Anyway, more thirst quenching info can be found in the Times article. But the question soon becomes “How now brown cow”. Does this reinforce our perception about the importance of drinking bottled water? But before you swallow, did you know that, for example, Coca-Cola’s Dasani and Pepsi’s Aquifina are nothing more then bottled tap water?
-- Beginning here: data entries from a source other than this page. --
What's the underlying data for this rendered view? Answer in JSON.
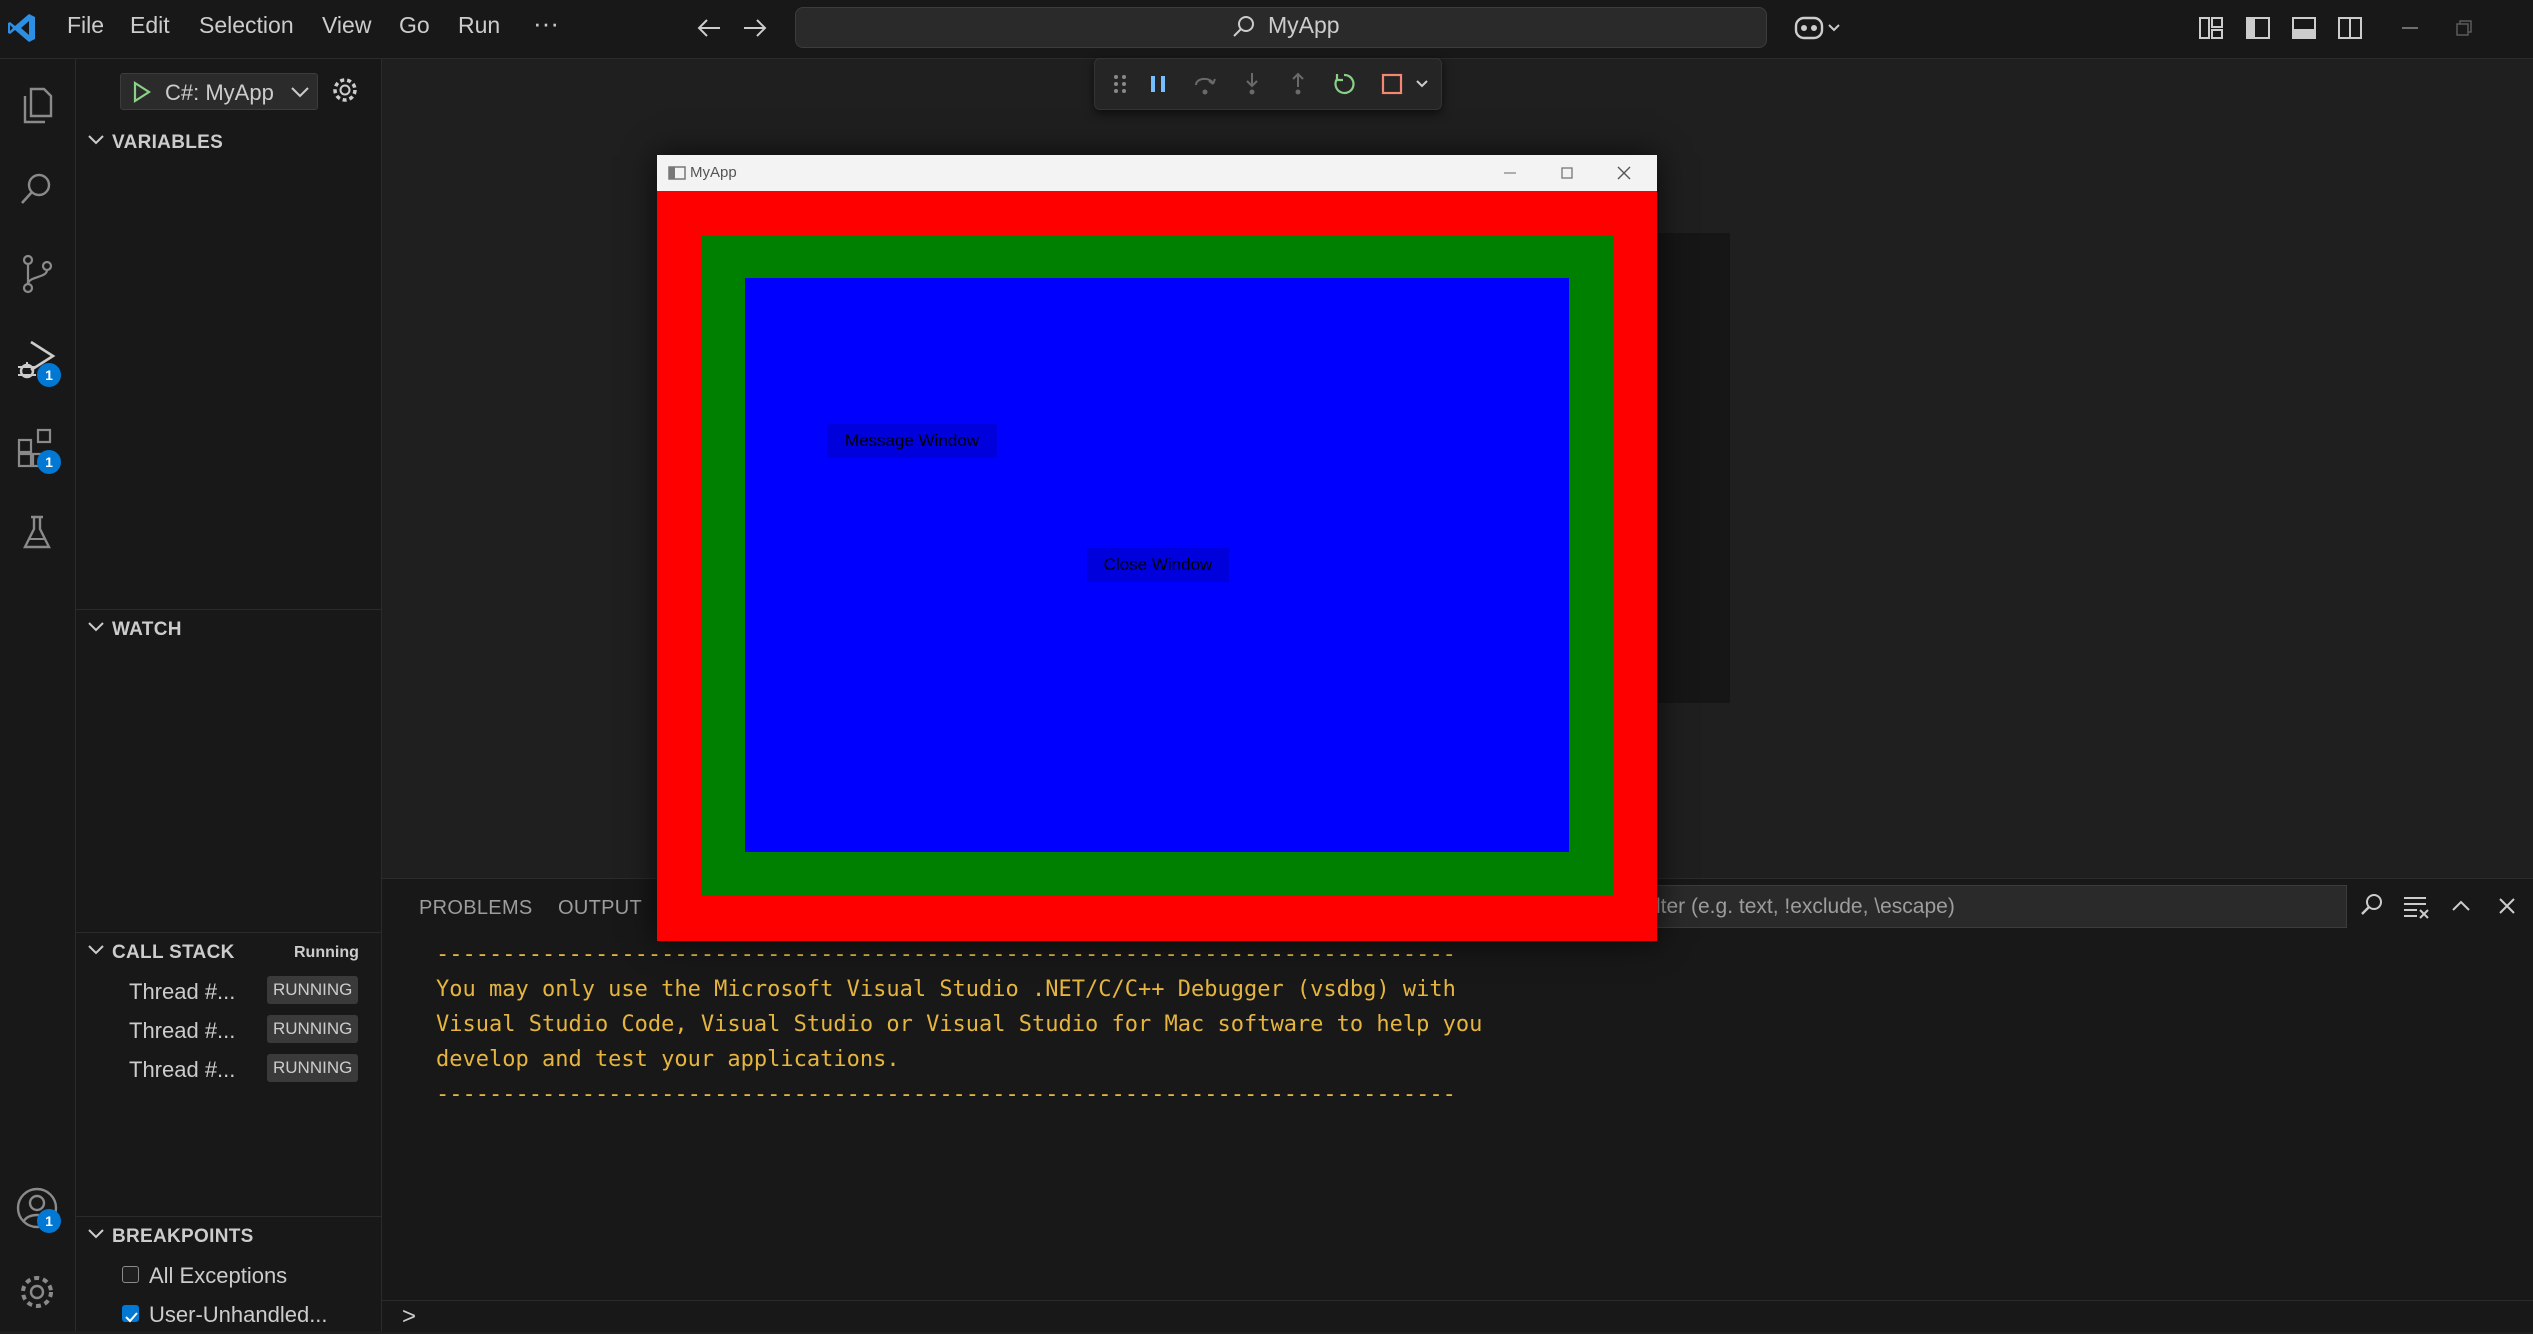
{
  "titlebar": {
    "menu": [
      "File",
      "Edit",
      "Selection",
      "View",
      "Go",
      "Run",
      "···"
    ],
    "search_text": "MyApp"
  },
  "activity_badges": {
    "run_debug": "1",
    "extensions": "1",
    "accounts": "1"
  },
  "sidebar": {
    "launch_config": "C#: MyApp",
    "variables_title": "VARIABLES",
    "watch_title": "WATCH",
    "call_stack_title": "CALL STACK",
    "call_stack_status": "Running",
    "threads": [
      {
        "name": "Thread #...",
        "status": "RUNNING"
      },
      {
        "name": "Thread #...",
        "status": "RUNNING"
      },
      {
        "name": "Thread #...",
        "status": "RUNNING"
      }
    ],
    "breakpoints_title": "BREAKPOINTS",
    "breakpoints": [
      {
        "label": "All Exceptions",
        "checked": false
      },
      {
        "label": "User-Unhandled...",
        "checked": true
      }
    ]
  },
  "panel": {
    "tabs": [
      "PROBLEMS",
      "OUTPUT"
    ],
    "filter_placeholder": "lter (e.g. text, !exclude, \\escape)",
    "terminal_lines": [
      "-----------------------------------------------------------------------------",
      "You may only use the Microsoft Visual Studio .NET/C/C++ Debugger (vsdbg) with",
      "Visual Studio Code, Visual Studio or Visual Studio for Mac software to help you",
      "develop and test your applications.",
      "-----------------------------------------------------------------------------"
    ],
    "prompt": ">"
  },
  "app_window": {
    "title": "MyApp",
    "message_button": "Message Window",
    "close_button": "Close Window"
  },
  "colors": {
    "accent": "#0078d4",
    "terminal_text": "#e5b53f",
    "app_outer": "#ff0000",
    "app_middle": "#008000",
    "app_inner": "#0000ff"
  }
}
Albeit, additionally filtered and often “enhanced with minerals (whatever that means?) for a pure, fresh taste”, according to a document and marketing plan by Coca-Cola and posted on Common Dreams titled “Just Say No to H20 (Unless it’s Coke’s Own Brew) A rather interesting and aggressive marketing initiative to force their Dasani brand water down our throats when dining out.
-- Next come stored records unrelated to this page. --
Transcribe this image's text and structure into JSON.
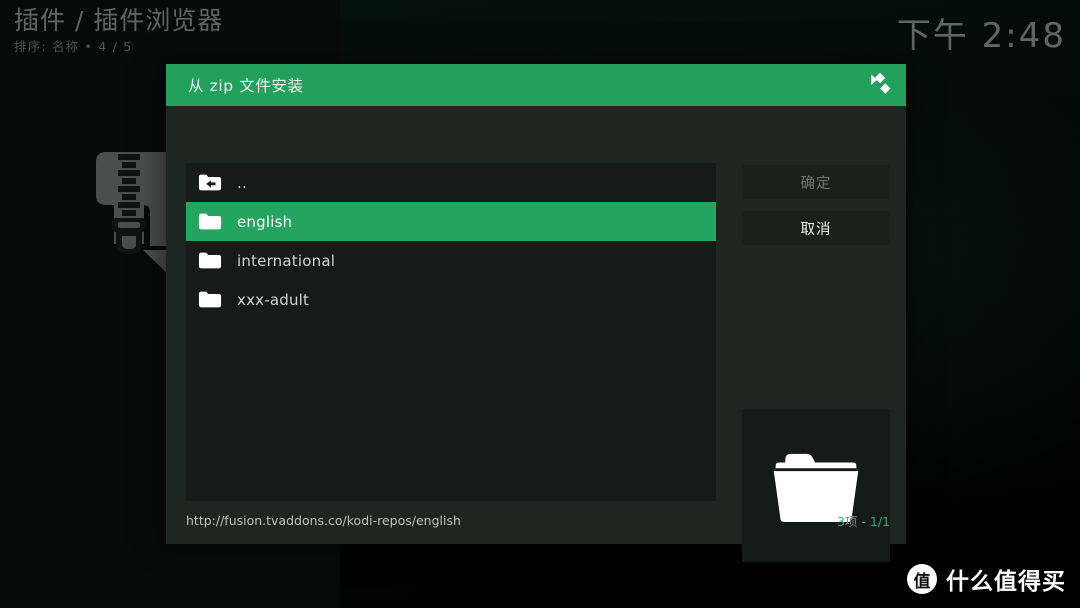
{
  "header": {
    "title": "插件 / 插件浏览器",
    "subtitle": "排序: 名称  •  4 / 5",
    "clock": "下午 2:48"
  },
  "dialog": {
    "title": "从 zip 文件安装",
    "logo_icon": "kodi-logo-icon",
    "accent_color": "#22a05c",
    "list": [
      {
        "label": "..",
        "icon": "folder-up-icon",
        "selected": false
      },
      {
        "label": "english",
        "icon": "folder-icon",
        "selected": true
      },
      {
        "label": "international",
        "icon": "folder-icon",
        "selected": false
      },
      {
        "label": "xxx-adult",
        "icon": "folder-icon",
        "selected": false
      }
    ],
    "buttons": {
      "ok": "确定",
      "cancel": "取消"
    },
    "thumbnail_icon": "folder-large-icon",
    "status": {
      "path": "http://fusion.tvaddons.co/kodi-repos/english",
      "count_number": "3",
      "count_unit": "项 - ",
      "page": "1/1"
    }
  },
  "background": {
    "art_icon": "zip-file-icon"
  },
  "watermark": {
    "badge": "值",
    "text": "什么值得买"
  }
}
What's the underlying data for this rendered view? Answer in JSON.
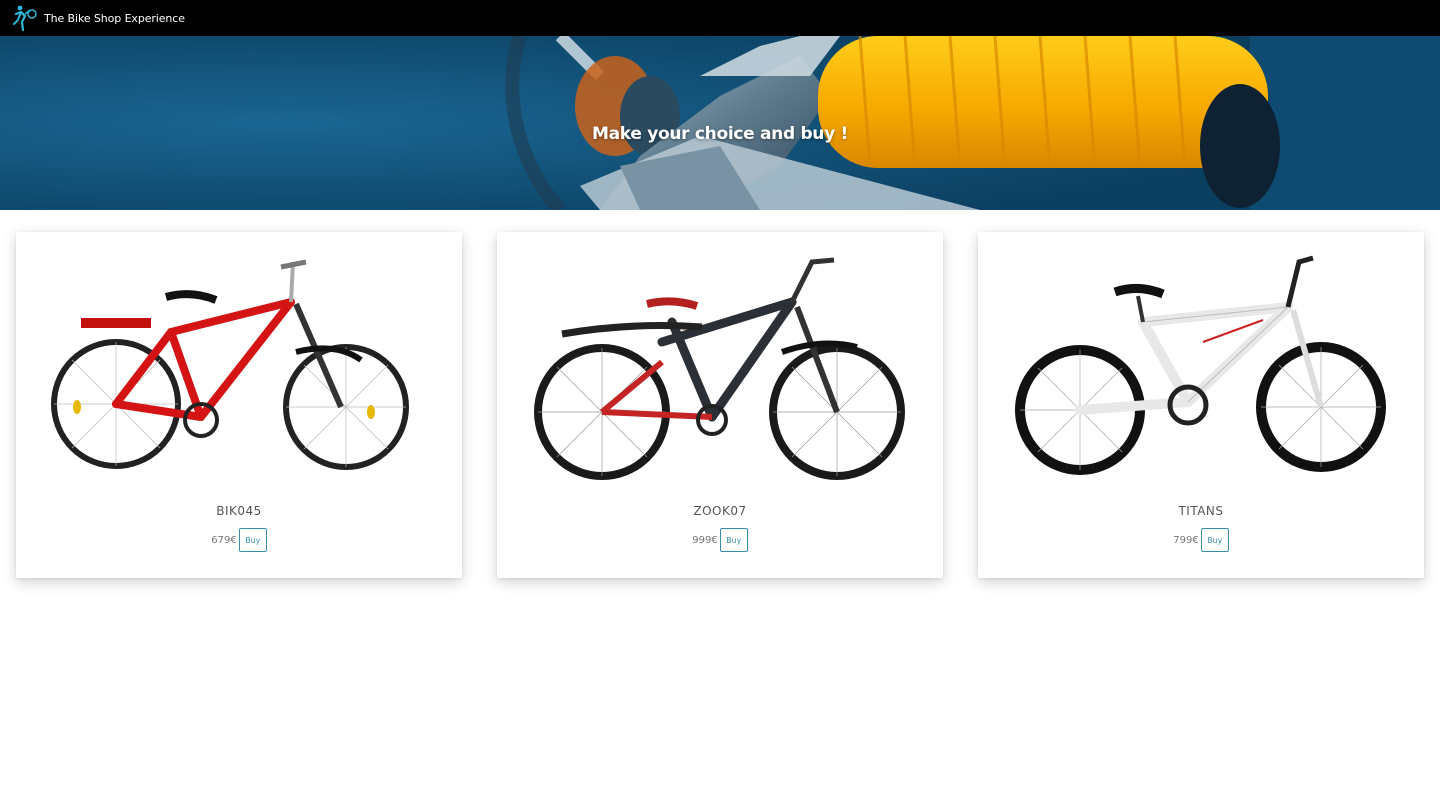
{
  "navbar": {
    "brand_name": "The Bike Shop Experience",
    "logo_icon": "bike-rider-logo-icon",
    "background": "#000000",
    "logo_color": "#2bb7d6"
  },
  "hero": {
    "title": "Make your choice and buy !",
    "image": "bike-handlebar-grip-photo"
  },
  "products": [
    {
      "name": "BIK045",
      "price": "679€",
      "buy_label": "Buy",
      "image": "red-bicycle-photo"
    },
    {
      "name": "ZOOK07",
      "price": "999€",
      "buy_label": "Buy",
      "image": "black-red-bicycle-photo"
    },
    {
      "name": "TITANS",
      "price": "799€",
      "buy_label": "Buy",
      "image": "white-bicycle-photo"
    }
  ],
  "colors": {
    "accent": "#3a8fa8",
    "hero_blue": "#135a85",
    "grip_yellow": "#f7b500"
  }
}
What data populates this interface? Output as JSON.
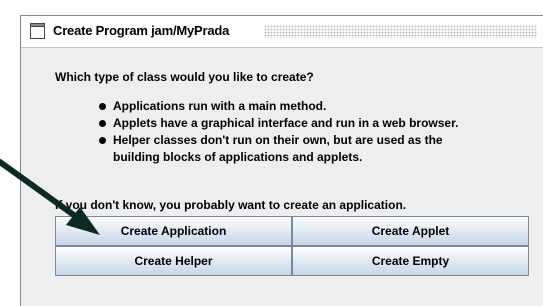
{
  "window": {
    "title": "Create Program jam/MyPrada",
    "icon": "window-icon"
  },
  "dialog": {
    "question": "Which type of class would you like to create?",
    "bullets": [
      "Applications run with a main method.",
      "Applets have a graphical interface and run in a web browser.",
      "Helper classes don't run on their own, but are used as the",
      "building blocks of applications and applets."
    ],
    "advice": "If you don't know, you probably want to create an application.",
    "buttons": {
      "create_application": "Create Application",
      "create_applet": "Create Applet",
      "create_helper": "Create Helper",
      "create_empty": "Create Empty"
    }
  },
  "annotation": {
    "arrow_color": "#0b2a24",
    "icon": "pointer-arrow"
  },
  "colors": {
    "dialog_background": "#eeeeee",
    "button_border": "#7a8a99",
    "button_gradient_bottom": "#c7d6e8"
  }
}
We wrote here recently about Nicolas Kristof’s excellent column, “Chemicals and Our Health”. About the ubiquitousness of “phtalates”...finding their way into our lives via plastic bottles, cosmetics,, some toys, hair conditioners and fragrances. Many scientists have linked them to everything from sexual deformities in babies to obesity and diabetes. And now we’ve got this uplifting story about the vast water contamination (ok, let’s call it poisoning) with atrazine.
What are our choices? In an 18-month study, an Environmental Working Group investigation of bottled water labels and websites found that over almost 200 popular bottled water brands, less then 2 percent disclose the water’s source, how the water has been purified, and what chemical pollutants each bottle of water may contain. Just 2 of the 188 individual brands the EWG analyzed disclosed those three basic facts about their water. The two bottled waters who disclosed water sources and treatment methods on their labels were Ozarka Drinking Water and Penta Ultra-Purified Water. And just 18% of bottled waters disclose quality reports with contaminant testing results. Among them, all 8 Nestlé domestic brands surveyed: Poland Spring, Nestlé Pure Life, Arrowhead, Calistoga, Deer Park, Ice Mountain and Zephyrhills. None of the top 10 domestic bottled water brands label specific water sources and treatment methods for all their products.
So aside from brands like Poland Spring and Evian, whose water comes from protected natural springs, I suppose the question is “Would you like some atrazine with your phthalates?” That’s certainly a mouthful for any restaurant waiter to ask.